fixed and movable, including the old mural circle, had gone through a season's work.
Although my scientific experience has been very limited, I do not believe anything else in the broad domain of science can be half so fascinating as the study of the heavens.
I have regretted many times that necessity limited my enjoyment of that great pleasure to a very few years instead of a lifetime.
In that West Point
observatory I had one of the many opportunities of my life—one which I always enjoyed—of protecting the unfortunate from the stern decree of ‘justice.’
The old German custodian came to me one morning in great distress, saying that he had let the ‘astronomical chronometer’ run down, and that the professor would kill him.
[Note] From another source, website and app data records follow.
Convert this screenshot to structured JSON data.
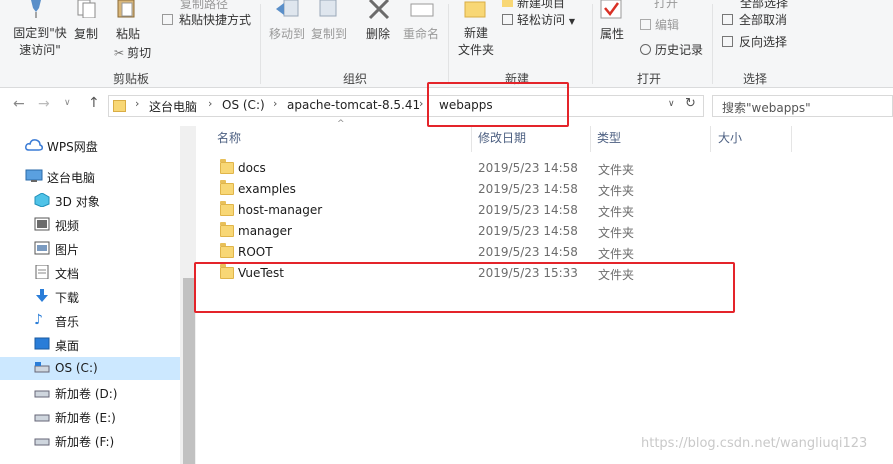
{
  "ribbon": {
    "pin_label_1": "固定到\"快",
    "pin_label_2": "速访问\"",
    "copy_label": "复制",
    "paste_label": "粘贴",
    "copy_path": "复制路径",
    "paste_shortcut": "粘贴快捷方式",
    "cut": "剪切",
    "clipboard_group": "剪贴板",
    "move_to": "移动到",
    "copy_to": "复制到",
    "delete": "删除",
    "rename": "重命名",
    "organize_group": "组织",
    "new_folder_1": "新建",
    "new_folder_2": "文件夹",
    "new_item": "新建项目",
    "easy_access": "轻松访问",
    "new_group": "新建",
    "properties": "属性",
    "open": "打开",
    "edit": "编辑",
    "history": "历史记录",
    "open_group": "打开",
    "select_all": "全部选择",
    "select_none": "全部取消",
    "invert_select": "反向选择",
    "select_group": "选择"
  },
  "address": {
    "crumbs": [
      "这台电脑",
      "OS (C:)",
      "apache-tomcat-8.5.41",
      "webapps"
    ]
  },
  "search": {
    "placeholder": "搜索\"webapps\""
  },
  "sidebar": {
    "items": [
      {
        "label": "WPS网盘",
        "icon": "cloud-icon"
      },
      {
        "label": "这台电脑",
        "icon": "computer-icon"
      },
      {
        "label": "3D 对象",
        "icon": "cube-icon"
      },
      {
        "label": "视频",
        "icon": "video-icon"
      },
      {
        "label": "图片",
        "icon": "picture-icon"
      },
      {
        "label": "文档",
        "icon": "document-icon"
      },
      {
        "label": "下载",
        "icon": "download-icon"
      },
      {
        "label": "音乐",
        "icon": "music-icon"
      },
      {
        "label": "桌面",
        "icon": "desktop-icon"
      },
      {
        "label": "OS (C:)",
        "icon": "drive-icon"
      },
      {
        "label": "新加卷 (D:)",
        "icon": "drive-icon"
      },
      {
        "label": "新加卷 (E:)",
        "icon": "drive-icon"
      },
      {
        "label": "新加卷 (F:)",
        "icon": "drive-icon"
      }
    ]
  },
  "columns": {
    "name": "名称",
    "date": "修改日期",
    "type": "类型",
    "size": "大小"
  },
  "files": [
    {
      "name": "docs",
      "date": "2019/5/23 14:58",
      "type": "文件夹"
    },
    {
      "name": "examples",
      "date": "2019/5/23 14:58",
      "type": "文件夹"
    },
    {
      "name": "host-manager",
      "date": "2019/5/23 14:58",
      "type": "文件夹"
    },
    {
      "name": "manager",
      "date": "2019/5/23 14:58",
      "type": "文件夹"
    },
    {
      "name": "ROOT",
      "date": "2019/5/23 14:58",
      "type": "文件夹"
    },
    {
      "name": "VueTest",
      "date": "2019/5/23 15:33",
      "type": "文件夹"
    }
  ],
  "watermark": "https://blog.csdn.net/wangliuqi123",
  "colors": {
    "highlight": "#e4242a",
    "selected": "#cce8ff"
  }
}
I went with him to the transit tower, made an observation, and set the chronometer.
The professor never knew the difference till I told him, after the lapse of time named in the military statute of limitations.
Then he seemed to rejoice as much as I over the narrow escape of his faithful subordinate.
The professor was not half as stern as he sometimes appeared to be.
I need hardly say that in the midst of these absorbing occupations I forgot all about the career I had chosen in my boyhood.
The law had no longer any charms for me. Yet I found in after life far more use for the law than for physics and astronomy, and little less than for the art and science of war.
In June, 1857, I married Miss Harriet Bartlett
, the second daughter of my chief in the department of philosophy.
Five children were born to us, three of whom—two sons and one daughter—grew to maturity and survive their mother, who died in Washington
soon after I was assigned to the command of the army, and was buried at West Point
by the side of our first-born son, who had died in 1868, soon after I became Secretary of War
In the summer of 1860 came the end of my term of